◆ TASK DETAILS:
Print out the records precisely, keeping each line identical to its source.

Page and application data records:
┏━━

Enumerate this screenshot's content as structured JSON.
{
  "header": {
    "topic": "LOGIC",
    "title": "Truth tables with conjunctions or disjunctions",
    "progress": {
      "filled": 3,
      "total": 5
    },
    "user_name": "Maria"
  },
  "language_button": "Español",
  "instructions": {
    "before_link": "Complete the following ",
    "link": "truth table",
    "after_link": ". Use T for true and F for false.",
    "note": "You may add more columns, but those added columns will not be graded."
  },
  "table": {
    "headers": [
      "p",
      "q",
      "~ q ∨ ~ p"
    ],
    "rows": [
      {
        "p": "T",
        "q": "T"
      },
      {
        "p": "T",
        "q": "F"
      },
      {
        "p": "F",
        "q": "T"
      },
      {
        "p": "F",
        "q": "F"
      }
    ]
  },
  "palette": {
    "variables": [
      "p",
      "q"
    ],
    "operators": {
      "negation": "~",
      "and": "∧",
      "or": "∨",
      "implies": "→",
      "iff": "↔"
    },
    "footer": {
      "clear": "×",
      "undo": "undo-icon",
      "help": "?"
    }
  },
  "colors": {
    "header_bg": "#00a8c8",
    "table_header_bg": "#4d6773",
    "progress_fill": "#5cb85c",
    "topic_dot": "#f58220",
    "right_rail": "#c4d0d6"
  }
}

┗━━

◆ EXERCISE OUTPUT:
Enumerate this screenshot's content as structured JSON.
{
  "header": {
    "topic": "LOGIC",
    "title": "Truth tables with conjunctions or disjunctions",
    "progress": {
      "filled": 3,
      "total": 5
    },
    "user_name": "Maria"
  },
  "language_button": "Español",
  "instructions": {
    "before_link": "Complete the following ",
    "link": "truth table",
    "after_link": ". Use T for true and F for false.",
    "note": "You may add more columns, but those added columns will not be graded."
  },
  "table": {
    "headers": [
      "p",
      "q",
      "~ q ∨ ~ p"
    ],
    "rows": [
      {
        "p": "T",
        "q": "T"
      },
      {
        "p": "T",
        "q": "F"
      },
      {
        "p": "F",
        "q": "T"
      },
      {
        "p": "F",
        "q": "F"
      }
    ]
  },
  "palette": {
    "variables": [
      "p",
      "q"
    ],
    "operators": {
      "negation": "~",
      "and": "∧",
      "or": "∨",
      "implies": "→",
      "iff": "↔"
    },
    "footer": {
      "clear": "×",
      "undo": "undo-icon",
      "help": "?"
    }
  },
  "colors": {
    "header_bg": "#00a8c8",
    "table_header_bg": "#4d6773",
    "progress_fill": "#5cb85c",
    "topic_dot": "#f58220",
    "right_rail": "#c4d0d6"
  }
}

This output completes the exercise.